This latest order by President Trump directly contradicts asylum law, which says that “Any alien who is physically present in the United States or who arrives in the United States, whether or not at a designated port of arrival. . .  and irrespective of such alien’s status, may apply for asylum.” Congress was very clear in how it wrote this law.  It recognized that many asylum seekers would have to travel through another country before reaching the United States. Except for Mexicans arriving at the southern border and Canadians arriving at the northern border, almost all asylum seekers must travel through at least one other country before reaching the U.S. The law guarantees that traveling through another country to reach the United States cannot be a barrier to asylum.

What Trump’s new rule means is that now tens of thousands of refugees are stuck in Mexico. I saw this mass of people with my own eyes, and truly, they are from all over the world. They are not just refugees from Central America, but also from Venezuela, Cuba, China, Russia, the Middle East, and Africa. Many have no family in Mexico, no legal status there, they can’t enroll their children in school, and they can’t receive healthcare or other social services. The shelters are overflowing, and people are sleeping on the floors of churches and synagogues and even in the streets. They are targets for the cartels and other criminals looking to make money off their misfortune.

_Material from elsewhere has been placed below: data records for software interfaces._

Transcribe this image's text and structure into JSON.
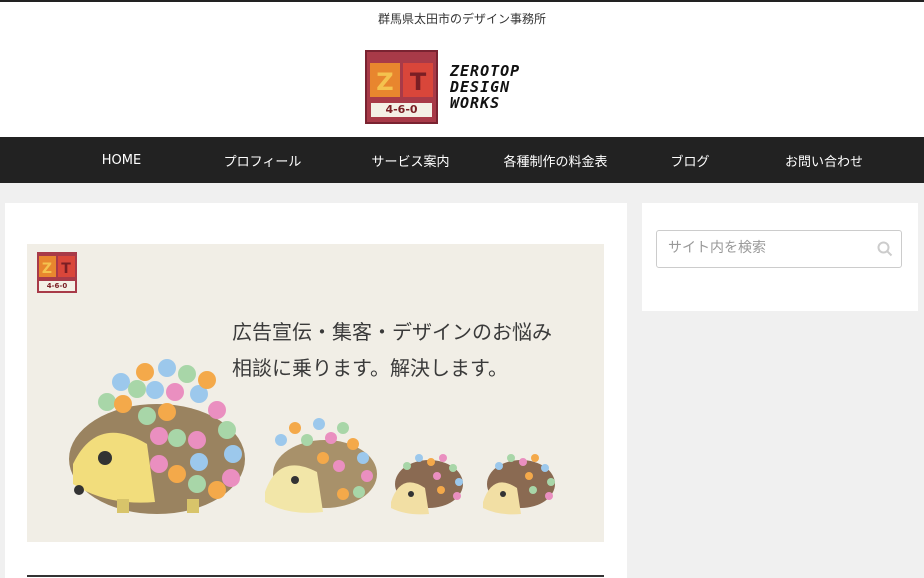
{
  "header": {
    "tagline": "群馬県太田市のデザイン事務所",
    "logo": {
      "mark_letters": "ZT",
      "mark_number": "4-6-0",
      "wordmark": [
        "ZEROTOP",
        "DESIGN",
        "WORKS"
      ]
    }
  },
  "nav": {
    "items": [
      {
        "label": "HOME"
      },
      {
        "label": "プロフィール"
      },
      {
        "label": "サービス案内"
      },
      {
        "label": "各種制作の料金表"
      },
      {
        "label": "ブログ"
      },
      {
        "label": "お問い合わせ"
      }
    ]
  },
  "hero": {
    "line1": "広告宣伝・集客・デザインのお悩み",
    "line2": "相談に乗ります。解決します。",
    "mini_logo_letters": "ZT",
    "mini_logo_number": "4-6-0"
  },
  "sidebar": {
    "search_placeholder": "サイト内を検索"
  },
  "colors": {
    "nav_bg": "#222222",
    "brand": "#a83a48",
    "hero_bg": "#f1eee6"
  }
}
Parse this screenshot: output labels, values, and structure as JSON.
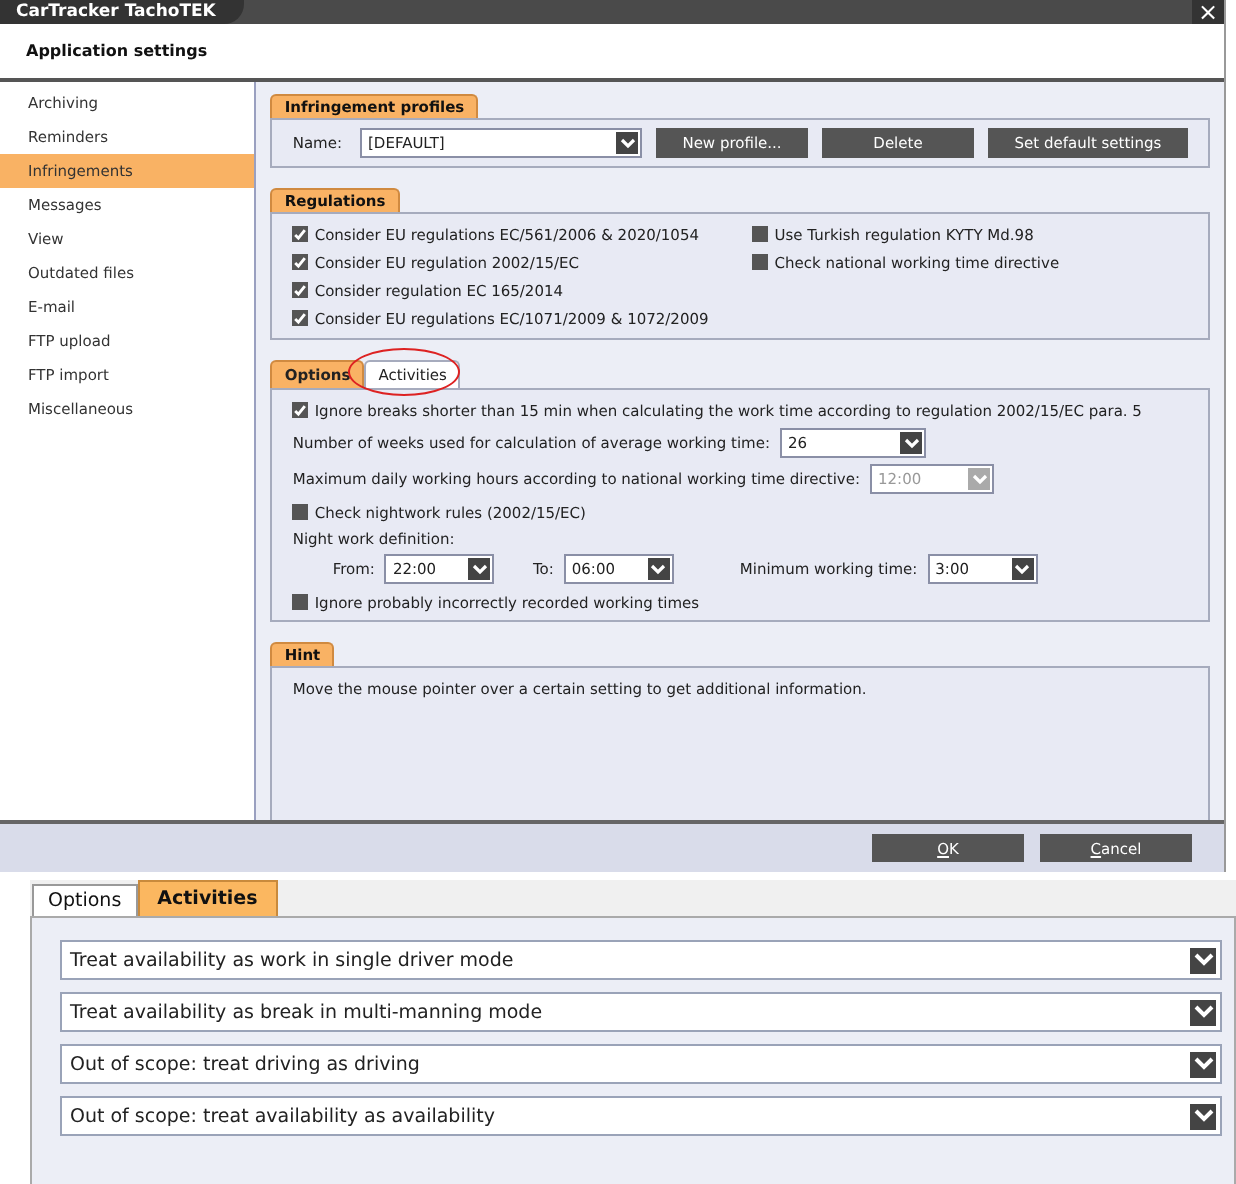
{
  "window": {
    "title": "CarTracker TachoTEK",
    "close": "×"
  },
  "header": {
    "title": "Application settings"
  },
  "sidebar": {
    "items": [
      {
        "label": "Archiving",
        "selected": false
      },
      {
        "label": "Reminders",
        "selected": false
      },
      {
        "label": "Infringements",
        "selected": true
      },
      {
        "label": "Messages",
        "selected": false
      },
      {
        "label": "View",
        "selected": false
      },
      {
        "label": "Outdated files",
        "selected": false
      },
      {
        "label": "E-mail",
        "selected": false
      },
      {
        "label": "FTP upload",
        "selected": false
      },
      {
        "label": "FTP import",
        "selected": false
      },
      {
        "label": "Miscellaneous",
        "selected": false
      }
    ]
  },
  "profiles": {
    "title": "Infringement profiles",
    "name_label": "Name:",
    "name_value": "[DEFAULT]",
    "buttons": [
      "New profile...",
      "Delete",
      "Set default settings"
    ]
  },
  "regulations": {
    "title": "Regulations",
    "left": [
      {
        "label": "Consider EU regulations EC/561/2006 & 2020/1054",
        "checked": true
      },
      {
        "label": "Consider EU regulation 2002/15/EC",
        "checked": true
      },
      {
        "label": "Consider regulation EC 165/2014",
        "checked": true
      },
      {
        "label": "Consider EU regulations EC/1071/2009 & 1072/2009",
        "checked": true
      }
    ],
    "right": [
      {
        "label": "Use Turkish regulation KYTY Md.98",
        "checked": false
      },
      {
        "label": "Check national working time directive",
        "checked": false
      }
    ]
  },
  "options_tabs": [
    {
      "label": "Options",
      "selected": true,
      "circled": false
    },
    {
      "label": "Activities",
      "selected": false,
      "circled": true
    }
  ],
  "options": {
    "ignore_breaks": {
      "label": "Ignore breaks shorter than 15 min when calculating the work time according to regulation 2002/15/EC para. 5",
      "checked": true
    },
    "weeks": {
      "label": "Number of weeks used for calculation of average working time:",
      "value": "26",
      "disabled": false
    },
    "max_daily": {
      "label": "Maximum daily working hours according to national working time directive:",
      "value": "12:00",
      "disabled": true
    },
    "nightwork": {
      "label": "Check nightwork rules (2002/15/EC)",
      "checked": false
    },
    "night_def": "Night work definition:",
    "times": [
      {
        "label": "From:",
        "value": "22:00"
      },
      {
        "label": "To:",
        "value": "06:00"
      },
      {
        "label": "Minimum working time:",
        "value": "3:00"
      }
    ],
    "ignore_incorrect": {
      "label": "Ignore probably incorrectly recorded working times",
      "checked": false
    }
  },
  "hint": {
    "title": "Hint",
    "text": "Move the mouse pointer over a certain setting to get additional information."
  },
  "footer": {
    "buttons": [
      "OK",
      "Cancel"
    ]
  },
  "inset": {
    "tabs": [
      {
        "label": "Options",
        "selected": false
      },
      {
        "label": "Activities",
        "selected": true
      }
    ],
    "selects": [
      "Treat availability as work in single driver mode",
      "Treat availability as break in multi-manning mode",
      "Out of scope: treat driving as driving",
      "Out of scope: treat availability as availability"
    ]
  }
}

But there is hope. In addition to the many volunteers helping at the border, there ar